    But the so-called "new science," or "mechanical philosophy," posed equally pressing problems. During the sixteenth and seventeenth centuries the ancient Greek doctrine of atomism became increasingly popular. The invention of the microscope gave the theory additional plausibility since men were able to observe tiny microscopic entities for the first time. This suggested that still smaller entities, or atoms, existed from which everything was composed.

    Theories of mind

    Advances in mathematics also Introduction favored the view that matter was made up of "solid, massy, hard, impenetrable, moveable particles," to quote Sir Isaac Newton's Optics, for the movements of such particles were supremely amenable to mathematical analysis.

    This was the basic premise of the "mechanical philosophy. Descartes' philosophy was a product of the skeptical crisis that plagued intellectuals during the Reformation and post-Reformation period. As religious sectarianism proliferated and new scientific discoveries and theories undermined the Aristotelian world view, which had been in place for over two thousand years, many people found themselves intellectually adrift in a world that no longer seemed to offer any guidelines.

    If Copernicus was correct and the earth was not at the center of the universe but simply one planet among others, and if Galileo's observations of sunspots, craters on the moon, and new planetary bodies were accurate, then the assumptions men had made for thousands of years about the world and their place in it were no longer valid. In the pre-Copernican, Aristotelian universe, the earth belonged to the sublunar realm of change and decay. In this realm matter and human passions had a corrupting influence, but human beings had a choice. They could follow their base, bodily instincts, living a brutal, sinful life that would lead to eternal damnation, or they could cultivate their spiritual and rational faculties and hope for everlasting life in the ethereal, unchanging heavens - the logical place for God's kingdom.

    In the new Copernican universe, however, the distinction between the perfect, unchanging heavens and the imperfect earth whose very center provided the ideal location for hell was obliterated and with it traditional Christian cosmology. The heavens now appeared to be as blemished and mutable as the earth. Where could heaven or hell possibly be in the Copernican universe? Traditional scientific assumptions were also undermined by the Copernican theory.
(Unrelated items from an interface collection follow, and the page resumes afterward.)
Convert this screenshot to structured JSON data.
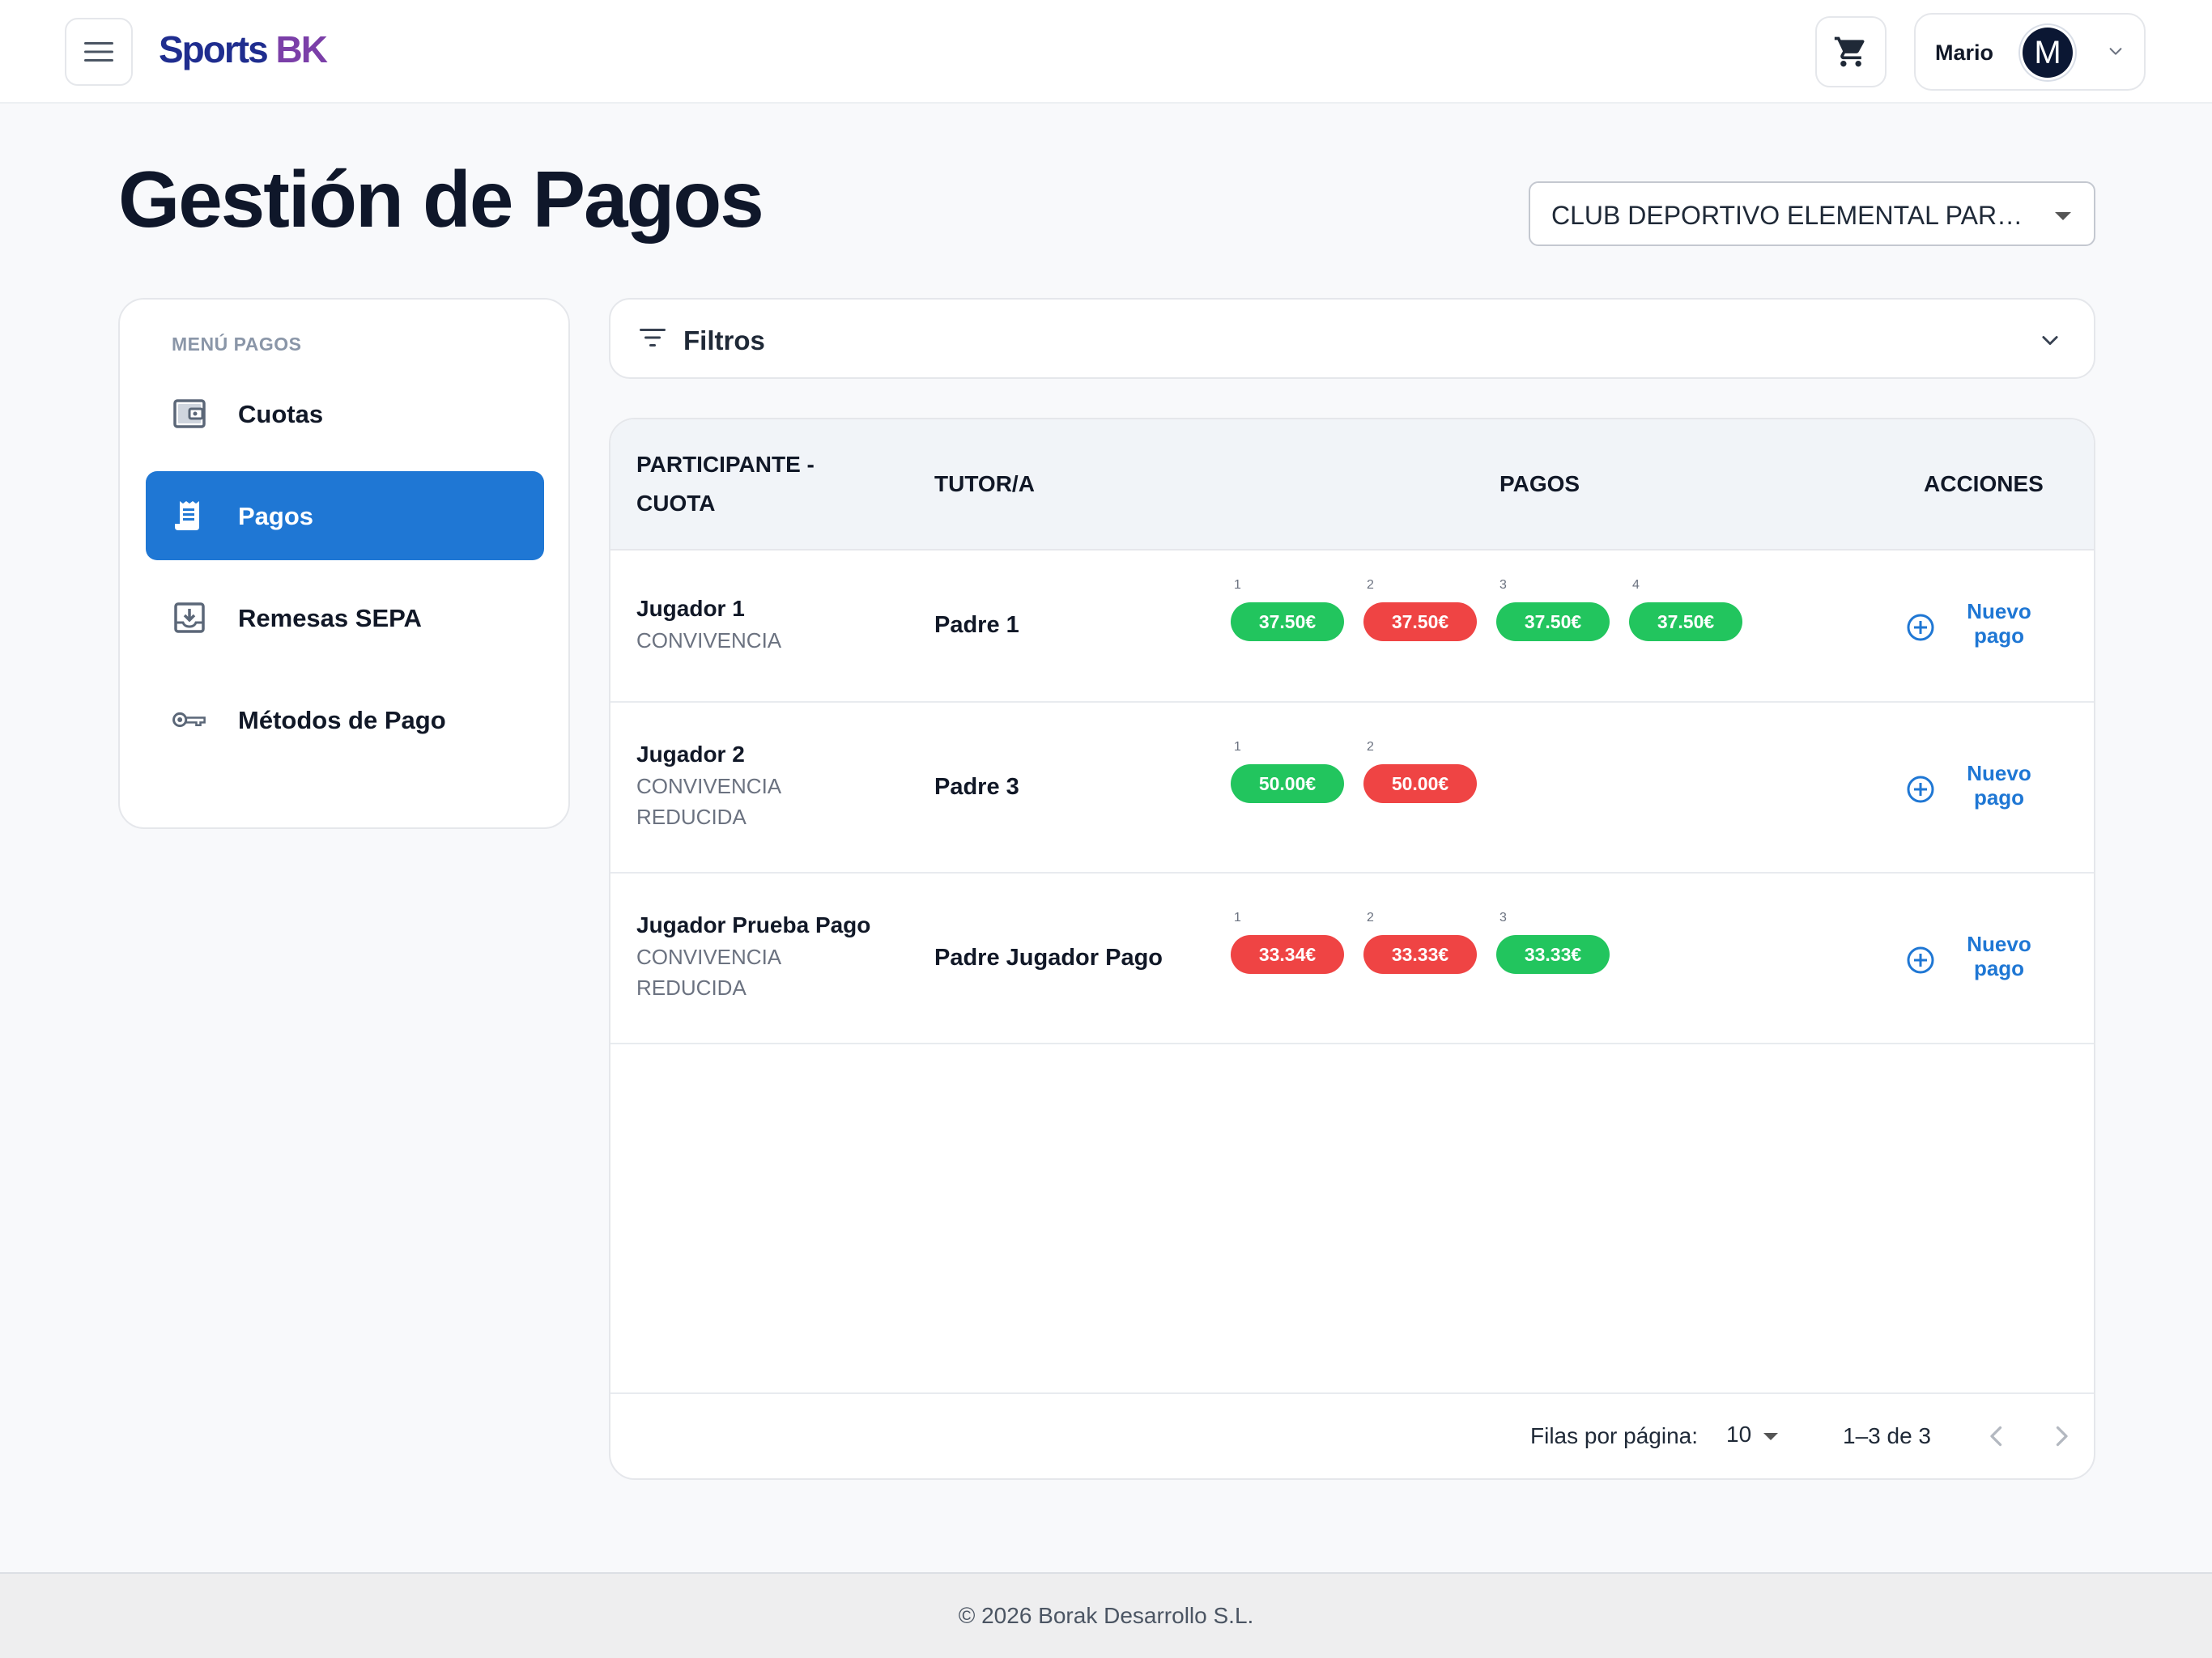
{
  "brand": {
    "part1": "Sports",
    "part2": "BK"
  },
  "user": {
    "name": "Mario",
    "initial": "M"
  },
  "page": {
    "title": "Gestión de Pagos"
  },
  "club_select": {
    "value": "CLUB DEPORTIVO ELEMENTAL PARQ..."
  },
  "sidebar": {
    "title": "MENÚ PAGOS",
    "items": [
      {
        "label": "Cuotas",
        "icon": "wallet-icon",
        "active": false
      },
      {
        "label": "Pagos",
        "icon": "receipt-icon",
        "active": true
      },
      {
        "label": "Remesas SEPA",
        "icon": "download-tray-icon",
        "active": false
      },
      {
        "label": "Métodos de Pago",
        "icon": "key-icon",
        "active": false
      }
    ]
  },
  "filters": {
    "label": "Filtros"
  },
  "table": {
    "headers": {
      "participante_line1": "PARTICIPANTE -",
      "participante_line2": "CUOTA",
      "tutor": "TUTOR/A",
      "pagos": "PAGOS",
      "acciones": "ACCIONES"
    },
    "rows": [
      {
        "name": "Jugador 1",
        "cuota": "CONVIVENCIA",
        "tutor": "Padre 1",
        "payments": [
          {
            "n": "1",
            "amount": "37.50€",
            "status": "paid"
          },
          {
            "n": "2",
            "amount": "37.50€",
            "status": "unpaid"
          },
          {
            "n": "3",
            "amount": "37.50€",
            "status": "paid"
          },
          {
            "n": "4",
            "amount": "37.50€",
            "status": "paid"
          }
        ],
        "action_line1": "Nuevo",
        "action_line2": "pago"
      },
      {
        "name": "Jugador 2",
        "cuota": "CONVIVENCIA REDUCIDA",
        "tutor": "Padre 3",
        "payments": [
          {
            "n": "1",
            "amount": "50.00€",
            "status": "paid"
          },
          {
            "n": "2",
            "amount": "50.00€",
            "status": "unpaid"
          }
        ],
        "action_line1": "Nuevo",
        "action_line2": "pago"
      },
      {
        "name": "Jugador Prueba Pago",
        "cuota": "CONVIVENCIA REDUCIDA",
        "tutor": "Padre Jugador Pago",
        "payments": [
          {
            "n": "1",
            "amount": "33.34€",
            "status": "unpaid"
          },
          {
            "n": "2",
            "amount": "33.33€",
            "status": "unpaid"
          },
          {
            "n": "3",
            "amount": "33.33€",
            "status": "paid"
          }
        ],
        "action_line1": "Nuevo",
        "action_line2": "pago"
      }
    ]
  },
  "pagination": {
    "rows_label": "Filas por página:",
    "rows_value": "10",
    "range": "1–3 de 3"
  },
  "footer": {
    "text": "© 2026 Borak Desarrollo S.L."
  },
  "colors": {
    "primary": "#1f77d4",
    "paid": "#22c55e",
    "unpaid": "#ef4444",
    "brand_blue": "#1f2d8f",
    "brand_purple": "#7b3fa8"
  }
}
Aristotle's doctrine of the four elements, each with its allotted "natural" place, made little sense on an earth hurtling through space at incredible speed in defiance of common sense.

    Even more important, the Copernican universe undermined the relationships and correspondences that had helped to organize human experience and give human beings some sense of security in an inherently insecure world.